        Your insults and vitriol only weaken your argument and highlight your lack of evidence to back up your allegations.

  7. It really took a study to figure this shit out? My god this country is fucking stupid. It’s almost as pointless as doing a study to figure out what parking spots in a mall parking lot fill in quicker. May god help us all!

  8. Intriguing stats. I may be wrong, but it’s funny that the most likely driver of the iPhone’s overwhelming dominance is mentioned almost as an after thought in the last sentence!

    Androids sell-through numbers are impressive, no question, but they are based largely on segments of the market that are more price-sensitive and less tech adventurous than iPhone’s. Given these demographic & psychographic differences, this report is surprising only because of the overwhelming numbers. It will be interesting to trend them over time though.

    Happy holidays! :)

  9. Martin Hill

    This figure is extraordinary. It provides further evidence that the vast majority of Android device users must just be using their phones as dumbphones.

    Combine this with general web browsing stats the put iOS devices at 3.8x the web browser share of Android and wifi provider stats that put iOS devices at a far higher majority of mobile devices than Android and 3rd party developer income at between 6-8x the income of android developers and what does it say?

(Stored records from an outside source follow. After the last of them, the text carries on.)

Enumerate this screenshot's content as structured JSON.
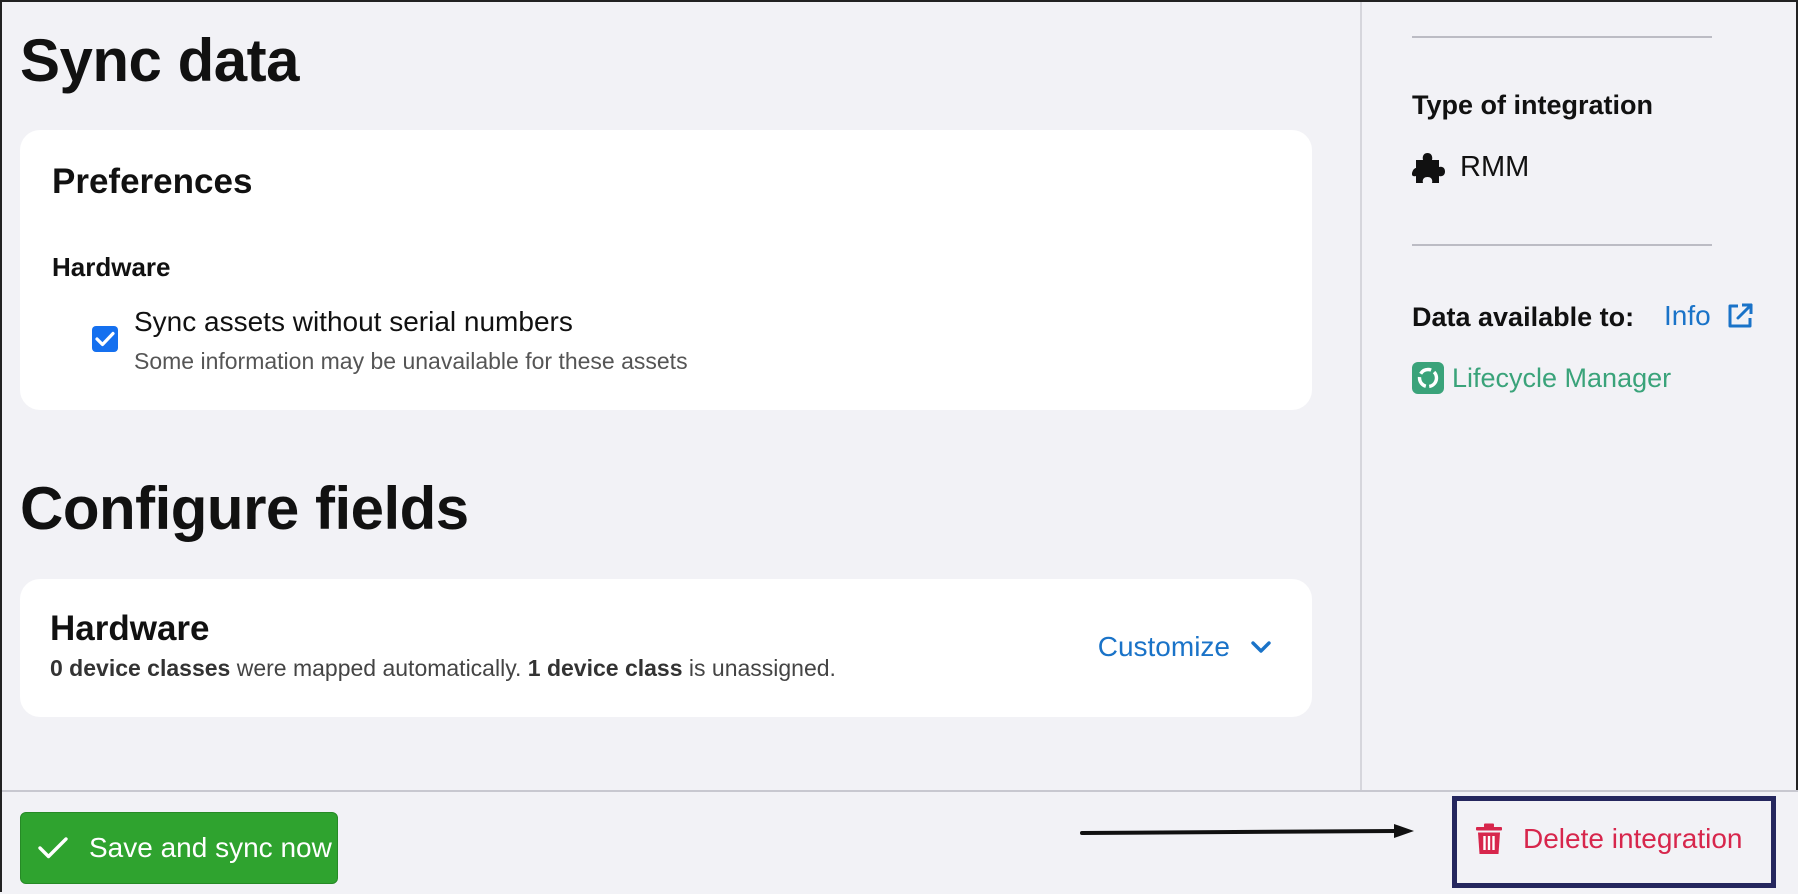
{
  "main": {
    "sync_title": "Sync data",
    "preferences": {
      "title": "Preferences",
      "section": "Hardware",
      "checkbox_label": "Sync assets without serial numbers",
      "checkbox_help": "Some information may be unavailable for these assets",
      "checked": true
    },
    "configure_title": "Configure fields",
    "hardware_card": {
      "title": "Hardware",
      "mapped_count": "0 device classes",
      "mapped_text": " were mapped automatically. ",
      "unassigned_count": "1 device class",
      "unassigned_text": " is unassigned.",
      "customize_label": "Customize"
    }
  },
  "sidebar": {
    "type_label": "Type of integration",
    "type_value": "RMM",
    "data_available_label": "Data available to:",
    "info_link": "Info",
    "product_name": "Lifecycle Manager"
  },
  "footer": {
    "save_label": "Save and sync now",
    "delete_label": "Delete integration"
  },
  "colors": {
    "accent_blue": "#1a73c8",
    "save_green": "#2fa32f",
    "delete_red": "#d7264c",
    "highlight_box": "#25275e",
    "product_green": "#3aa37a"
  }
}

    It all says that the large quarterly sales of Android phones means almost nothing at all.

    Apple’s iOS is where the users, the developers, the apps, content and the money is. There is just no comparison.

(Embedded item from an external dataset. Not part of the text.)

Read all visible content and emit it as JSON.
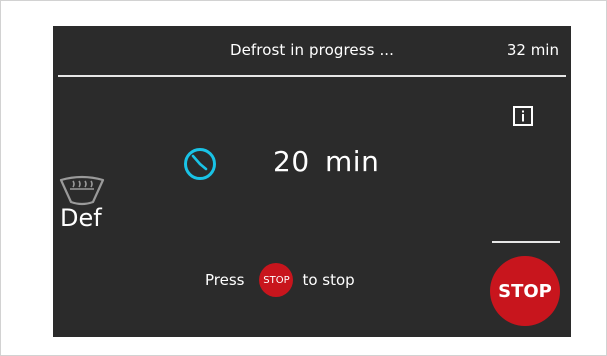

    • Don't generalize

      Or maybe it proves exactly what it says..That vast majority of Android users are not buying things online using their phones. You know – things can be bought in other ways!

      • Martin Hill

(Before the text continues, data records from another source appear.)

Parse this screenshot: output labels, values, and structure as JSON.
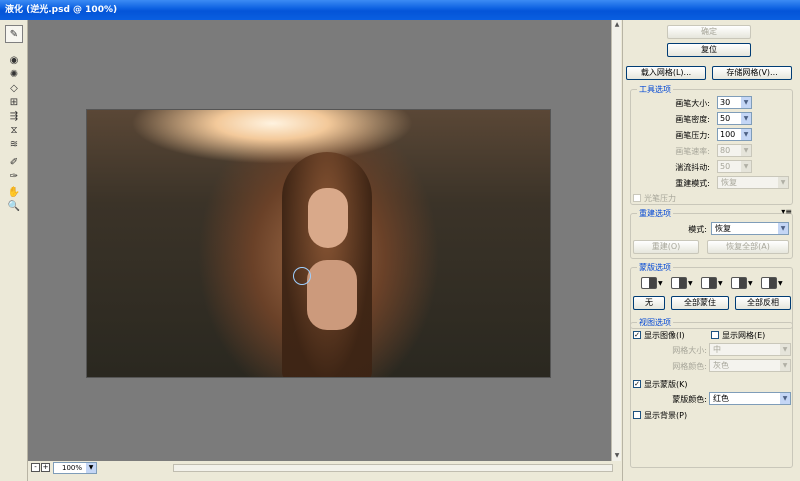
{
  "window": {
    "title": "液化 (逆光.psd @ 100%)"
  },
  "toolbar": {
    "tools": [
      {
        "name": "forward-warp-tool-icon",
        "glyph": "✎"
      },
      {
        "name": "reconstruct-tool-icon",
        "glyph": "◉"
      },
      {
        "name": "twirl-tool-icon",
        "glyph": "✺"
      },
      {
        "name": "pucker-tool-icon",
        "glyph": "◇"
      },
      {
        "name": "bloat-tool-icon",
        "glyph": "⊞"
      },
      {
        "name": "push-left-tool-icon",
        "glyph": "⇶"
      },
      {
        "name": "mirror-tool-icon",
        "glyph": "⧖"
      },
      {
        "name": "turbulence-tool-icon",
        "glyph": "≋"
      },
      {
        "name": "freeze-mask-tool-icon",
        "glyph": "✐"
      },
      {
        "name": "thaw-mask-tool-icon",
        "glyph": "✑"
      },
      {
        "name": "hand-tool-icon",
        "glyph": "✋"
      },
      {
        "name": "zoom-tool-icon",
        "glyph": "🔍"
      }
    ]
  },
  "canvas": {
    "zoom": "100%",
    "zoom_in": "+",
    "zoom_out": "-"
  },
  "panel": {
    "ok": "确定",
    "reset": "复位",
    "load_mesh": "载入网格(L)...",
    "save_mesh": "存储网格(V)...",
    "tool_options": {
      "title": "工具选项",
      "brush_size_label": "画笔大小:",
      "brush_size": "30",
      "brush_density_label": "画笔密度:",
      "brush_density": "50",
      "brush_pressure_label": "画笔压力:",
      "brush_pressure": "100",
      "brush_rate_label": "画笔速率:",
      "brush_rate": "80",
      "turbulent_jitter_label": "湍流抖动:",
      "turbulent_jitter": "50",
      "reconstruct_mode_label": "重建模式:",
      "reconstruct_mode": "恢复",
      "stylus_pressure": "光笔压力"
    },
    "reconstruct_options": {
      "title": "重建选项",
      "mode_label": "模式:",
      "mode": "恢复",
      "reconstruct": "重建(O)",
      "restore_all": "恢复全部(A)"
    },
    "mask_options": {
      "title": "蒙版选项",
      "none": "无",
      "mask_all": "全部蒙住",
      "invert_all": "全部反相"
    },
    "view_options": {
      "title": "视图选项",
      "show_image": "显示图像(I)",
      "show_mesh": "显示网格(E)",
      "mesh_size_label": "网格大小:",
      "mesh_size": "中",
      "mesh_color_label": "网格颜色:",
      "mesh_color": "灰色",
      "show_mask": "显示蒙版(K)",
      "mask_color_label": "蒙版颜色:",
      "mask_color": "红色",
      "show_backdrop": "显示背景(P)"
    }
  },
  "colors": {
    "accent": "#0046d5",
    "title_bar": "#0a5fe0",
    "canvas_bg": "#7b7b7b",
    "panel_bg": "#ece9d8"
  }
}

        A generalization is based on a single observation.

        Multiple reports from many different sources point to a deeper truth.

        How else do you explain away all of these data ponts?

      • by pointing out that not all “apps” require purchases and if you bought an android phone its because you’re not looking to buy into the “I’m an idiot who pay extreme premiums to enhance my Phone [read: toy]”

      • Martin Hill

        Gary, perhaps you could actually provide some evidence to back up your point of view?  
        To expand my original examples that back up the report of 92% of online mobile purchases coming from iOS devices:

        88% of airport wifi usage by mobile devices is made by iOS devices according to Boingo.

        iOS devices have a web browser marketshare 3.8x larger than Android according to Net Applications, W3Counter, WikiMedia and other web Analytics firms.

        iOS developers make between 6 and 8 times the income of Android developers and 73% of new app starts are for iOS according to Flurry.

        I have provided multiple examples that all indicate that Android users don’t seem to use their phones as smartphones.  You have provided squat.

      • Martin,

        Knowing 88% is great if I have an airport wifi network and need to target a market. But then this data is held up as “Android users don’t use their phones”, which is not facts that it’s saying. Maybe the airport wifi doesn’t see the Galaxy Tab that’s in the building because the user has it tethered to their Android phone and is just using their 3G or 4G data connection. If I had unlimited data on my phone, why would I spend money on wifi?

      • Martin Hill

        iPhone or iPad users could just as easily be using 3G or tethered 3G with unlimited data. Your point does not explain why 88% of those who do use the speed and convenience of wifi are iOS users.

    • jabberwolf

      I will agree that for “MOBILE” purchases that most are probably using the iPAD – instead of a computer. That means that most Apple users who have an iPad ( NOT AN IPHONE !!) are using it to purchase things online.

      Kinda stupid actually as mobile lines are notoriously unsafe. Maybe Android users are smarter or just use computer to make purchases?! Nah – they just use computers because they dont use ipads.

      Who would be stupid enough to use small screen phone to examine something they wanted to buy?! OK yes Apple users, but even they want to take a better look – thus in the “mobile” arena – ipads are being used COMPARED TO/INSTEAD OF phones to buy things. Un duh !!